What the task asks: Please copy the listing that follows exactly, leaving out any pictures.
Content starts
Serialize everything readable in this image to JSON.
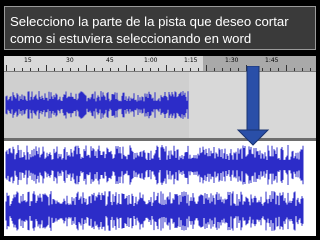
{
  "caption": {
    "line1": "Selecciono la parte de la pista que deseo cortar",
    "line2": "como si estuviera seleccionando en word"
  },
  "ruler": {
    "labels": [
      "15",
      "30",
      "45",
      "1:00",
      "1:15",
      "1:30",
      "1:45"
    ]
  },
  "colors": {
    "waveform": "#2c2cc8",
    "arrow": "#2a4fa8",
    "selection": "#d8d8d8"
  },
  "icons": {
    "arrow": "down-arrow-icon"
  }
}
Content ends
Solution to this problem:
Serialize everything readable in this image to JSON.
{
  "caption": {
    "line1": "Selecciono la parte de la pista que deseo cortar",
    "line2": "como si estuviera seleccionando en word"
  },
  "ruler": {
    "labels": [
      "15",
      "30",
      "45",
      "1:00",
      "1:15",
      "1:30",
      "1:45"
    ]
  },
  "colors": {
    "waveform": "#2c2cc8",
    "arrow": "#2a4fa8",
    "selection": "#d8d8d8"
  },
  "icons": {
    "arrow": "down-arrow-icon"
  }
}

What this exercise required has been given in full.